WHAT YOU ARE ASKED TO DO: Pictures must be dropped from the copy of the entries below; all else is returned exactly.

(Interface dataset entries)
+ + +

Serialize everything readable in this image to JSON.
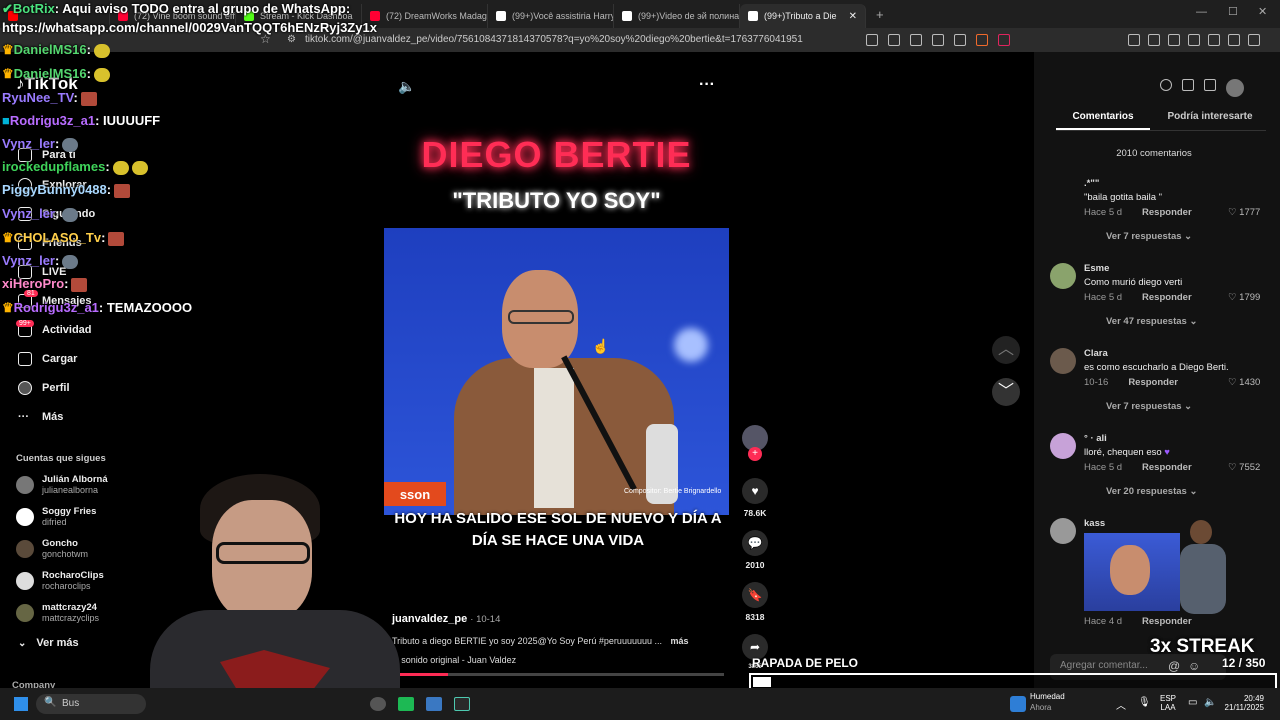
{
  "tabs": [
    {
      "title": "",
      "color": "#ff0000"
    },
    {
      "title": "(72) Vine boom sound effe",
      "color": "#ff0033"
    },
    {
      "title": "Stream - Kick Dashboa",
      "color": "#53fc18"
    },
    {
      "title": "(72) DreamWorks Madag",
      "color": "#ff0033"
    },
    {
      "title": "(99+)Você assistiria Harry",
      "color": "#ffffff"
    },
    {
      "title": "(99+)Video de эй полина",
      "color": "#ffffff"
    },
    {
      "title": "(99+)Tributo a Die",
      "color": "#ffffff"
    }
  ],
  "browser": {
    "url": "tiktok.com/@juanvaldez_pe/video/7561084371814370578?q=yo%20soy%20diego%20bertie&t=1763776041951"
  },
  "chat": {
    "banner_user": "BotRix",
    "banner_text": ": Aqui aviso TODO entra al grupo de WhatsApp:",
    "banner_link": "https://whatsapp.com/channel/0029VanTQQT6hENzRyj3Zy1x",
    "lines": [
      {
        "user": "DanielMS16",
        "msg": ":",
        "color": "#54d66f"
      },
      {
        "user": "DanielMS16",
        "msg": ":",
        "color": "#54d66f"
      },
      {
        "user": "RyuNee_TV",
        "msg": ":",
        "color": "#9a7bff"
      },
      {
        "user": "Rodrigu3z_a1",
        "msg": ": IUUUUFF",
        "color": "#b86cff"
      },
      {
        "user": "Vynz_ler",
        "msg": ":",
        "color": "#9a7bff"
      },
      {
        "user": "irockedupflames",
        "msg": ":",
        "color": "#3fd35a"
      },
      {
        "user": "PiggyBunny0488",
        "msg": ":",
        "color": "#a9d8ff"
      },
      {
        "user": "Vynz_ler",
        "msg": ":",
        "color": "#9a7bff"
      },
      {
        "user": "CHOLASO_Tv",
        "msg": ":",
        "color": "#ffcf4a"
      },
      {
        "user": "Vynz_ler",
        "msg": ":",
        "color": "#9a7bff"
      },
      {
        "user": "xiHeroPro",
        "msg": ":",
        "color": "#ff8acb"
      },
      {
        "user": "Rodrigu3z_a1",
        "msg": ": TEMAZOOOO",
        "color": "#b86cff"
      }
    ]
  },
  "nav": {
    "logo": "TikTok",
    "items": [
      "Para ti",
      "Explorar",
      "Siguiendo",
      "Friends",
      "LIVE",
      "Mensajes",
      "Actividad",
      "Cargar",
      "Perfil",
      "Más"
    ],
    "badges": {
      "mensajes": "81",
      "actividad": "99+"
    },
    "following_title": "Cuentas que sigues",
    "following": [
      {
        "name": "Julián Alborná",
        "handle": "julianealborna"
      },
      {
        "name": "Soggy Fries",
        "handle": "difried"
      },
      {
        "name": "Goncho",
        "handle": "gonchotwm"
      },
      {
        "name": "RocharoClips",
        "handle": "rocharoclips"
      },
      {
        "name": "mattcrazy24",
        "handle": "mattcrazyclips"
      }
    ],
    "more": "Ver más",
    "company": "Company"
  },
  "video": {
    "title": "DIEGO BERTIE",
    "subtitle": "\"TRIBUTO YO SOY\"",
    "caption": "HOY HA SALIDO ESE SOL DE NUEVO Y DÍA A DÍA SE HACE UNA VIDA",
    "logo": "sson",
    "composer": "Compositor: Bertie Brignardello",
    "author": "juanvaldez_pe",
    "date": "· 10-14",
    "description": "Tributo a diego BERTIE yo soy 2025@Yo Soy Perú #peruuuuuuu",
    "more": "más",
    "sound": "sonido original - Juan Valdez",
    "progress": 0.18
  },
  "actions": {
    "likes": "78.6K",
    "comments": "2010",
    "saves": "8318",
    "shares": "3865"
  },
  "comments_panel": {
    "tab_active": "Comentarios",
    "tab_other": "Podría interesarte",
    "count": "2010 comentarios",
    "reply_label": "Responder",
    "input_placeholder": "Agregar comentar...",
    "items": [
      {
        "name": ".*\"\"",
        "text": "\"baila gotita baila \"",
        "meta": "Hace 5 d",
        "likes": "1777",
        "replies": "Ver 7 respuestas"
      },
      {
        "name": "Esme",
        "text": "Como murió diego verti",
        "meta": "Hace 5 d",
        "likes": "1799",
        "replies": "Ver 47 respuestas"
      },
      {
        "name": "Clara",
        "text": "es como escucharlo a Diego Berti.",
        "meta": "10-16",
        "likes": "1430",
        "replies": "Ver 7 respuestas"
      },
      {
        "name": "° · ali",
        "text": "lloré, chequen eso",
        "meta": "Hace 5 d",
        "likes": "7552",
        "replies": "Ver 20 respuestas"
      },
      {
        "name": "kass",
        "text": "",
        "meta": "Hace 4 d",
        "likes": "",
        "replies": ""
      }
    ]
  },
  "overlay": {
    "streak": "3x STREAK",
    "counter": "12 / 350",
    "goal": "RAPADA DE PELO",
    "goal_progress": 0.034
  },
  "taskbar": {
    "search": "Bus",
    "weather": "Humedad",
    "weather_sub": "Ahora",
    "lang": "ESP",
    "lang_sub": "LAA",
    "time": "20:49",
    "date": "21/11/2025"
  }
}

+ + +

EXERCISE SOLUTION:
Serialize everything readable in this image to JSON.
{
  "tabs": [
    {
      "title": "",
      "color": "#ff0000"
    },
    {
      "title": "(72) Vine boom sound effe",
      "color": "#ff0033"
    },
    {
      "title": "Stream - Kick Dashboa",
      "color": "#53fc18"
    },
    {
      "title": "(72) DreamWorks Madag",
      "color": "#ff0033"
    },
    {
      "title": "(99+)Você assistiria Harry",
      "color": "#ffffff"
    },
    {
      "title": "(99+)Video de эй полина",
      "color": "#ffffff"
    },
    {
      "title": "(99+)Tributo a Die",
      "color": "#ffffff"
    }
  ],
  "browser": {
    "url": "tiktok.com/@juanvaldez_pe/video/7561084371814370578?q=yo%20soy%20diego%20bertie&t=1763776041951"
  },
  "chat": {
    "banner_user": "BotRix",
    "banner_text": ": Aqui aviso TODO entra al grupo de WhatsApp:",
    "banner_link": "https://whatsapp.com/channel/0029VanTQQT6hENzRyj3Zy1x",
    "lines": [
      {
        "user": "DanielMS16",
        "msg": ":",
        "color": "#54d66f"
      },
      {
        "user": "DanielMS16",
        "msg": ":",
        "color": "#54d66f"
      },
      {
        "user": "RyuNee_TV",
        "msg": ":",
        "color": "#9a7bff"
      },
      {
        "user": "Rodrigu3z_a1",
        "msg": ": IUUUUFF",
        "color": "#b86cff"
      },
      {
        "user": "Vynz_ler",
        "msg": ":",
        "color": "#9a7bff"
      },
      {
        "user": "irockedupflames",
        "msg": ":",
        "color": "#3fd35a"
      },
      {
        "user": "PiggyBunny0488",
        "msg": ":",
        "color": "#a9d8ff"
      },
      {
        "user": "Vynz_ler",
        "msg": ":",
        "color": "#9a7bff"
      },
      {
        "user": "CHOLASO_Tv",
        "msg": ":",
        "color": "#ffcf4a"
      },
      {
        "user": "Vynz_ler",
        "msg": ":",
        "color": "#9a7bff"
      },
      {
        "user": "xiHeroPro",
        "msg": ":",
        "color": "#ff8acb"
      },
      {
        "user": "Rodrigu3z_a1",
        "msg": ": TEMAZOOOO",
        "color": "#b86cff"
      }
    ]
  },
  "nav": {
    "logo": "TikTok",
    "items": [
      "Para ti",
      "Explorar",
      "Siguiendo",
      "Friends",
      "LIVE",
      "Mensajes",
      "Actividad",
      "Cargar",
      "Perfil",
      "Más"
    ],
    "badges": {
      "mensajes": "81",
      "actividad": "99+"
    },
    "following_title": "Cuentas que sigues",
    "following": [
      {
        "name": "Julián Alborná",
        "handle": "julianealborna"
      },
      {
        "name": "Soggy Fries",
        "handle": "difried"
      },
      {
        "name": "Goncho",
        "handle": "gonchotwm"
      },
      {
        "name": "RocharoClips",
        "handle": "rocharoclips"
      },
      {
        "name": "mattcrazy24",
        "handle": "mattcrazyclips"
      }
    ],
    "more": "Ver más",
    "company": "Company"
  },
  "video": {
    "title": "DIEGO BERTIE",
    "subtitle": "\"TRIBUTO YO SOY\"",
    "caption": "HOY HA SALIDO ESE SOL DE NUEVO Y DÍA A DÍA SE HACE UNA VIDA",
    "logo": "sson",
    "composer": "Compositor: Bertie Brignardello",
    "author": "juanvaldez_pe",
    "date": "· 10-14",
    "description": "Tributo a diego BERTIE yo soy 2025@Yo Soy Perú #peruuuuuuu",
    "more": "más",
    "sound": "sonido original - Juan Valdez",
    "progress": 0.18
  },
  "actions": {
    "likes": "78.6K",
    "comments": "2010",
    "saves": "8318",
    "shares": "3865"
  },
  "comments_panel": {
    "tab_active": "Comentarios",
    "tab_other": "Podría interesarte",
    "count": "2010 comentarios",
    "reply_label": "Responder",
    "input_placeholder": "Agregar comentar...",
    "items": [
      {
        "name": ".*\"\"",
        "text": "\"baila gotita baila \"",
        "meta": "Hace 5 d",
        "likes": "1777",
        "replies": "Ver 7 respuestas"
      },
      {
        "name": "Esme",
        "text": "Como murió diego verti",
        "meta": "Hace 5 d",
        "likes": "1799",
        "replies": "Ver 47 respuestas"
      },
      {
        "name": "Clara",
        "text": "es como escucharlo a Diego Berti.",
        "meta": "10-16",
        "likes": "1430",
        "replies": "Ver 7 respuestas"
      },
      {
        "name": "° · ali",
        "text": "lloré, chequen eso",
        "meta": "Hace 5 d",
        "likes": "7552",
        "replies": "Ver 20 respuestas"
      },
      {
        "name": "kass",
        "text": "",
        "meta": "Hace 4 d",
        "likes": "",
        "replies": ""
      }
    ]
  },
  "overlay": {
    "streak": "3x STREAK",
    "counter": "12 / 350",
    "goal": "RAPADA DE PELO",
    "goal_progress": 0.034
  },
  "taskbar": {
    "search": "Bus",
    "weather": "Humedad",
    "weather_sub": "Ahora",
    "lang": "ESP",
    "lang_sub": "LAA",
    "time": "20:49",
    "date": "21/11/2025"
  }
}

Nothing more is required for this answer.